▸ **Problem requirements**:
Read the lines below. Copy out any that hold the string "adresu".

▸ **Data about app and page elements**:
──────
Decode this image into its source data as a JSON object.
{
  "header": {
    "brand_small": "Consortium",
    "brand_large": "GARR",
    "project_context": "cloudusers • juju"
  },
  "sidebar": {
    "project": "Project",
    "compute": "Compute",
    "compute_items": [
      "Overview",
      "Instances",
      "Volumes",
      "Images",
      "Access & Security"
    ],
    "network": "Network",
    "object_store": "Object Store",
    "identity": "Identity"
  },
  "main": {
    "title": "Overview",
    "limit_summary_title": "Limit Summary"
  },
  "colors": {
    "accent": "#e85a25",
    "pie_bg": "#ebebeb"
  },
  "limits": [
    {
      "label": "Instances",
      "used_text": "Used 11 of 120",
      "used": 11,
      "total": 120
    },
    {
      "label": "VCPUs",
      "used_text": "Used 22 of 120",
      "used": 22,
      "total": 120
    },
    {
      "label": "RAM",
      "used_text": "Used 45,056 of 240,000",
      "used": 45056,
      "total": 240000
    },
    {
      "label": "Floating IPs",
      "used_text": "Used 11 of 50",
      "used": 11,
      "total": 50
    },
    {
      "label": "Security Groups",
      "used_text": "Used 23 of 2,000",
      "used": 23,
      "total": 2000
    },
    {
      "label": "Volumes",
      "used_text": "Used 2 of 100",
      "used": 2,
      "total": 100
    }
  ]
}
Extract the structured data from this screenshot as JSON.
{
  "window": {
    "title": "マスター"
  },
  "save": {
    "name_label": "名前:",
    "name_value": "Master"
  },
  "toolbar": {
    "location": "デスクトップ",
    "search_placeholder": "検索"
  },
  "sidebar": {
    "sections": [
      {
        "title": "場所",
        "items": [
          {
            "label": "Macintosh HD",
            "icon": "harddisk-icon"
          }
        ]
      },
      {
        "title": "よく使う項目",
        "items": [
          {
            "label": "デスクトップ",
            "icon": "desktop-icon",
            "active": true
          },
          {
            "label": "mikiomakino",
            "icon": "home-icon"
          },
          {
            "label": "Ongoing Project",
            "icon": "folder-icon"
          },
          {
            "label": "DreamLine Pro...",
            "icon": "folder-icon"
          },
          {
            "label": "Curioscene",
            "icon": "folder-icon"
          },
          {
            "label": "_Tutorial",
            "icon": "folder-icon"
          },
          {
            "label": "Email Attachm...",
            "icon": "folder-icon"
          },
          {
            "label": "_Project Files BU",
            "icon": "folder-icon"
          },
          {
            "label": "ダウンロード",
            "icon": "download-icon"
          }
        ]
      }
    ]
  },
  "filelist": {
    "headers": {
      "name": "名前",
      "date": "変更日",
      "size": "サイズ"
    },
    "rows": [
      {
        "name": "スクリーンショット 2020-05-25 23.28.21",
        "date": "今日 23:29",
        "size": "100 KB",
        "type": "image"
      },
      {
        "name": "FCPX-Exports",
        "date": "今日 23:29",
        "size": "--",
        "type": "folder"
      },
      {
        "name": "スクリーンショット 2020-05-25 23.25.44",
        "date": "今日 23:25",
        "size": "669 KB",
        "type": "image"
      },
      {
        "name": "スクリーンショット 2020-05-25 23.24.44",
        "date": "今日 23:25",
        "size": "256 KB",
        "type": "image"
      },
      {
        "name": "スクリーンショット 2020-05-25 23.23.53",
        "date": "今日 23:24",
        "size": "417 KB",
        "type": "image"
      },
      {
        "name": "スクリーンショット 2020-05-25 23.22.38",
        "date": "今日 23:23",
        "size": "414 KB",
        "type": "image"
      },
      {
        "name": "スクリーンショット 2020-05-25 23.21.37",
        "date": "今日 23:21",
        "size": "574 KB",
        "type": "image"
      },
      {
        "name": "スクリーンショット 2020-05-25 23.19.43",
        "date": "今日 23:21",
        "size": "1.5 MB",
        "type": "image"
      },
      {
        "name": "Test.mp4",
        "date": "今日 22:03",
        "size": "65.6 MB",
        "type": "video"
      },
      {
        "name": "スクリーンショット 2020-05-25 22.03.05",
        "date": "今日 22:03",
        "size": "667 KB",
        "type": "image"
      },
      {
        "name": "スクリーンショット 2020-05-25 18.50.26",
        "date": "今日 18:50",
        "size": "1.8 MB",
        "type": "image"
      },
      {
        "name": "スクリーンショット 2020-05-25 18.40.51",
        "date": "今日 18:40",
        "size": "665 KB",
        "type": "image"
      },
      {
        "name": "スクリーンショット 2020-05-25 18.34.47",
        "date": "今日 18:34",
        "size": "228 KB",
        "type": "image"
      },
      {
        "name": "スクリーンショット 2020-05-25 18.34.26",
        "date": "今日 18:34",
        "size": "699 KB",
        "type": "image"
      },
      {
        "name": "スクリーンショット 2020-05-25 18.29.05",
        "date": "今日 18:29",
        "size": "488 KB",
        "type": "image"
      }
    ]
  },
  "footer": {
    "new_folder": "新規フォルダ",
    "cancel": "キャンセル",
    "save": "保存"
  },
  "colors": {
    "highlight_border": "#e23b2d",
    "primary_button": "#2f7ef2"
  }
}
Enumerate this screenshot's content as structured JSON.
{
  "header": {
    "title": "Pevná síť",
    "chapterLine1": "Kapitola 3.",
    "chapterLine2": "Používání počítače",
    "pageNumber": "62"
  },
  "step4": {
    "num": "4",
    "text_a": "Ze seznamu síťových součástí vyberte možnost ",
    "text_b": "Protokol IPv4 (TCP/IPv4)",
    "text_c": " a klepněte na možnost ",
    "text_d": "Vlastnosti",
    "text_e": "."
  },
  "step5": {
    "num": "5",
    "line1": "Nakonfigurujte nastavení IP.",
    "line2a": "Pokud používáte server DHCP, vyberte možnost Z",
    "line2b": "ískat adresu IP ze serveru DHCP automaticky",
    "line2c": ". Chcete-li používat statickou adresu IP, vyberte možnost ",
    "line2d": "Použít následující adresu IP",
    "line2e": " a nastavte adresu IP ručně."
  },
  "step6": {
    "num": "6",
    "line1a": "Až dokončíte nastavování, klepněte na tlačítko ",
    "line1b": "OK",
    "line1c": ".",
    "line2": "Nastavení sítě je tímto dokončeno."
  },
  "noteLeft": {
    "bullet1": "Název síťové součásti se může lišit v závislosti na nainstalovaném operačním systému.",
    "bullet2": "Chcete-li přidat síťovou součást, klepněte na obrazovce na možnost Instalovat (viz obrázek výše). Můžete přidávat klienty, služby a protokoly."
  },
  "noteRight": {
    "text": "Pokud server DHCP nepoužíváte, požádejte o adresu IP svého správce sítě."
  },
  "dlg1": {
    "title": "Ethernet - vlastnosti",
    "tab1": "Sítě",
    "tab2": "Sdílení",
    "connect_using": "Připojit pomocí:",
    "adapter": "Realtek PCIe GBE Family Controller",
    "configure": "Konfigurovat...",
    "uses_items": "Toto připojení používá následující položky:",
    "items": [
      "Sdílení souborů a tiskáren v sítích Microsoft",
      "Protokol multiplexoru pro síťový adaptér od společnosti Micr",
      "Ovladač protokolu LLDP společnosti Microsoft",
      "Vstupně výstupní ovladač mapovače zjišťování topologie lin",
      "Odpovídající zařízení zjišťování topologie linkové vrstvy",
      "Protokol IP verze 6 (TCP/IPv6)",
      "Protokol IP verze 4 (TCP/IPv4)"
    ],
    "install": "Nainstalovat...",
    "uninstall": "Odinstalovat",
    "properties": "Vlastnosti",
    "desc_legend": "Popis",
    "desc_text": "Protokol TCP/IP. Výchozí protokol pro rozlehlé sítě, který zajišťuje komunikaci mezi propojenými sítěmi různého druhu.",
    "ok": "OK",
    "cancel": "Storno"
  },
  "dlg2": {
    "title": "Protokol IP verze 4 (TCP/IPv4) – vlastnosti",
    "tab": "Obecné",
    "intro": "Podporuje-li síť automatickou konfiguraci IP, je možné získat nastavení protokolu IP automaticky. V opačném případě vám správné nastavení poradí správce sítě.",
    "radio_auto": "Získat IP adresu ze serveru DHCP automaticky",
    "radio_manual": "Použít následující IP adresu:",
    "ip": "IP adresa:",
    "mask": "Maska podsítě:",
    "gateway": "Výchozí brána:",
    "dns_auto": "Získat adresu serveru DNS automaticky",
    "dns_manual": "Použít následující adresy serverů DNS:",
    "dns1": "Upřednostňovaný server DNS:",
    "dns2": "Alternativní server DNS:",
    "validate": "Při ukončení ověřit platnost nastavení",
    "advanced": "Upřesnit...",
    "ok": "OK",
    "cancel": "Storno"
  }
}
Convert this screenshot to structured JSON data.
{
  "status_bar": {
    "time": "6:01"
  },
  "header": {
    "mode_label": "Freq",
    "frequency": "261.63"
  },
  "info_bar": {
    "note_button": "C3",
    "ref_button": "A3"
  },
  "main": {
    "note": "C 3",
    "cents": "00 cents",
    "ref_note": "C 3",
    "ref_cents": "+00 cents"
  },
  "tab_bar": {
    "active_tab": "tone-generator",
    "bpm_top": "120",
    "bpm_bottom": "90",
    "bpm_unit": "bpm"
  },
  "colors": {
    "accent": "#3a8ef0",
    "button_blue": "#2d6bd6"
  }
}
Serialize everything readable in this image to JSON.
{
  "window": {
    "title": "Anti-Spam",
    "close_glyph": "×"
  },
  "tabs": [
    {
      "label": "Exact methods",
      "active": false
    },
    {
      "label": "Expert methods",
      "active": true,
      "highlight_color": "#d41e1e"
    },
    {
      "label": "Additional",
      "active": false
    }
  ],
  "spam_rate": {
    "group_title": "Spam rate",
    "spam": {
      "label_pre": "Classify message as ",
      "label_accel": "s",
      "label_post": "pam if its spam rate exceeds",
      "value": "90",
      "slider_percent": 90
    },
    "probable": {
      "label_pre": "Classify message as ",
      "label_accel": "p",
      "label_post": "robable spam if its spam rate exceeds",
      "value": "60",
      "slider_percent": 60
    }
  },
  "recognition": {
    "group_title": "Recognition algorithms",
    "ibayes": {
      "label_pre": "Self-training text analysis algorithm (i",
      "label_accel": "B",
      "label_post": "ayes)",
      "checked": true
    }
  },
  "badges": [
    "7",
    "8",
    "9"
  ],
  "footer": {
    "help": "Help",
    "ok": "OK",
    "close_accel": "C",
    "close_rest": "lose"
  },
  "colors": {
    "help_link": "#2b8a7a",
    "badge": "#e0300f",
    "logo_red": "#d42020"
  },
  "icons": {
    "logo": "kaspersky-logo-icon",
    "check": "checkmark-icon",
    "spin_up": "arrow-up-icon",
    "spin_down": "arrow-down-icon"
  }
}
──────
▸ **Answer to this problem**:
    "line2b": "ískat adresu IP ze serveru DHCP automaticky",
    "line2c": ". Chcete-li používat statickou adresu IP, vyberte možnost ",
    "line2d": "Použít následující adresu IP",
    "line2e": " a nastavte adresu IP ručně."
    "text": "Pokud server DHCP nepoužíváte, požádejte o adresu IP svého správce sítě."
    "radio_auto": "Získat IP adresu ze serveru DHCP automaticky",
    "radio_manual": "Použít následující IP adresu:",
    "dns_auto": "Získat adresu serveru DNS automaticky",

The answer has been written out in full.